Liquidation may either be compulsory (sometimes referred to as a creditors' liquidation) or voluntary (sometimes referred to as a shareholders' liquidation, although some voluntary liquidations are controlled by the creditors, see below).

Once all the assets have been sold, the business is shut down.

In the accounting world, liquidation refers to the process of selling all of a company’s assets to generate cash to pay off creditors, or anyone the company owes money to. Other business assets that could be liquidated include: Liquidation sales often occur as part of a bankruptcy filing, but not necessarily.

Liquidation generally refers to the process of selling off a company’s inventory, typically at a big discount, to generate cash.

In most cases, a liquidation sale is a precursor to a business closing.

A business could liquidate most or all of its inventory as part of a move to a new location, thereby saving money on having to transport all of it to a new storefront.
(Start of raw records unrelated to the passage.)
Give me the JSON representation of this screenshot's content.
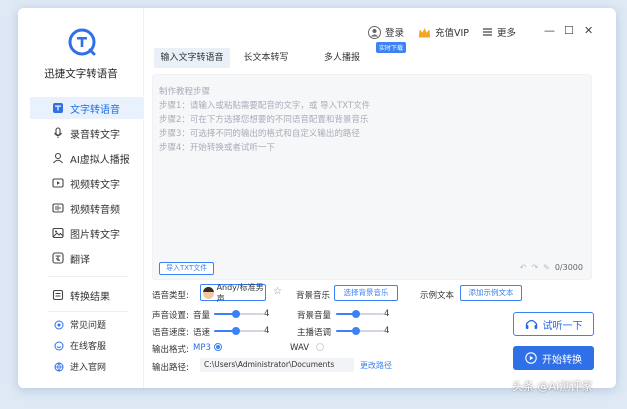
{
  "app": {
    "title": "迅捷文字转语音"
  },
  "sidebar": {
    "items": [
      {
        "label": "文字转语音",
        "icon": "text-to-speech-icon",
        "active": true
      },
      {
        "label": "录音转文字",
        "icon": "recording-icon"
      },
      {
        "label": "AI虚拟人播报",
        "icon": "ai-avatar-icon"
      },
      {
        "label": "视频转文字",
        "icon": "video-icon"
      },
      {
        "label": "视频转音频",
        "icon": "video-audio-icon"
      },
      {
        "label": "图片转文字",
        "icon": "image-icon"
      },
      {
        "label": "翻译",
        "icon": "translate-icon"
      }
    ],
    "results_label": "转换结果",
    "footer": [
      {
        "label": "常见问题",
        "icon": "help-icon"
      },
      {
        "label": "在线客服",
        "icon": "support-icon"
      },
      {
        "label": "进入官网",
        "icon": "website-icon"
      }
    ]
  },
  "topbar": {
    "login": "登录",
    "vip": "充值VIP",
    "more": "更多",
    "minimize": "—",
    "maximize": "☐",
    "close": "✕"
  },
  "tabs": [
    {
      "label": "输入文字转语音",
      "active": true
    },
    {
      "label": "长文本转写"
    },
    {
      "label": "多人播报"
    }
  ],
  "tab_badge": "实时下载",
  "editor": {
    "title": "制作教程步骤",
    "steps": [
      "步骤1：请输入或粘贴需要配音的文字，或 导入TXT文件",
      "步骤2：可在下方选择您想要的不同语音配置和背景音乐",
      "步骤3：可选择不同的输出的格式和自定义输出的路径",
      "步骤4：开始转换或者试听一下"
    ],
    "import_button": "导入TXT文件",
    "counter": "0/3000"
  },
  "settings": {
    "voice_type_label": "语音类型:",
    "voice_name": "Andy/标准男声",
    "bg_music_label": "背景音乐",
    "bg_music_button": "选择背景音乐",
    "sample_label": "示例文本",
    "sample_button": "添加示例文本",
    "sound_settings_label": "声音设置:",
    "volume_label": "音量",
    "volume_value": "4",
    "bg_volume_label": "背景音量",
    "bg_volume_value": "4",
    "speed_label_row": "语音速度:",
    "speed_label": "语速",
    "speed_value": "4",
    "main_speed_label": "主播语调",
    "main_speed_value": "4",
    "output_format_label": "输出格式:",
    "format_mp3": "MP3",
    "format_wav": "WAV",
    "output_path_label": "输出路径:",
    "output_path": "C:\\Users\\Administrator\\Documents",
    "change_path": "更改路径"
  },
  "actions": {
    "listen": "试听一下",
    "start": "开始转换"
  },
  "watermark": "头条 @AI测评家",
  "colors": {
    "accent": "#2f6fe8",
    "active_bg": "#e9f1fd"
  }
}
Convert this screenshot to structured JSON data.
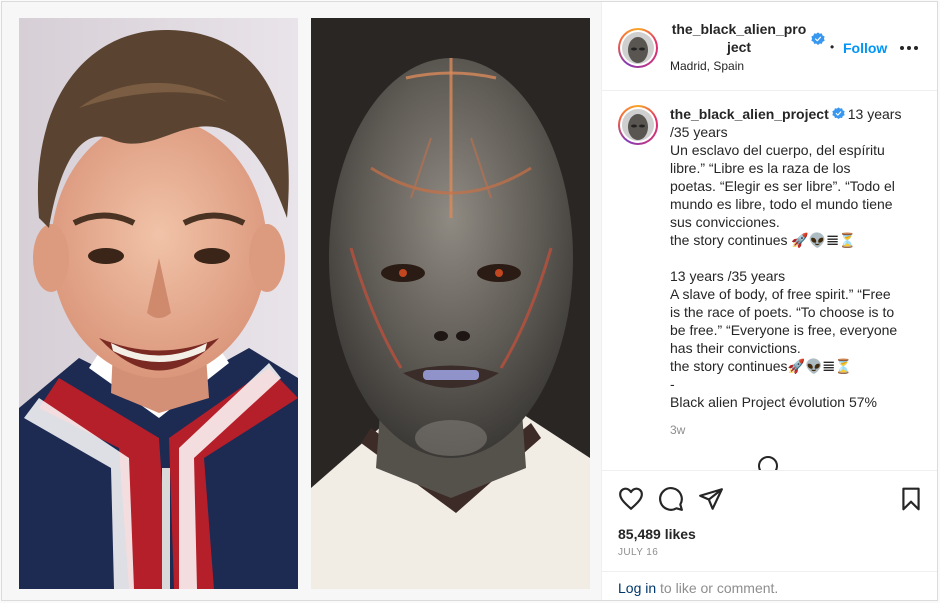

The biggest downside of inventory liquidation is that, in many cases, the timetable for liquidating assets is short, so the discounts are steep and the cash earned is much lower than the retail value.

Businesses can liquidate their assets for any number of reasons, but the main two reasons are the company is failing and restructuring or investors want to leave the business.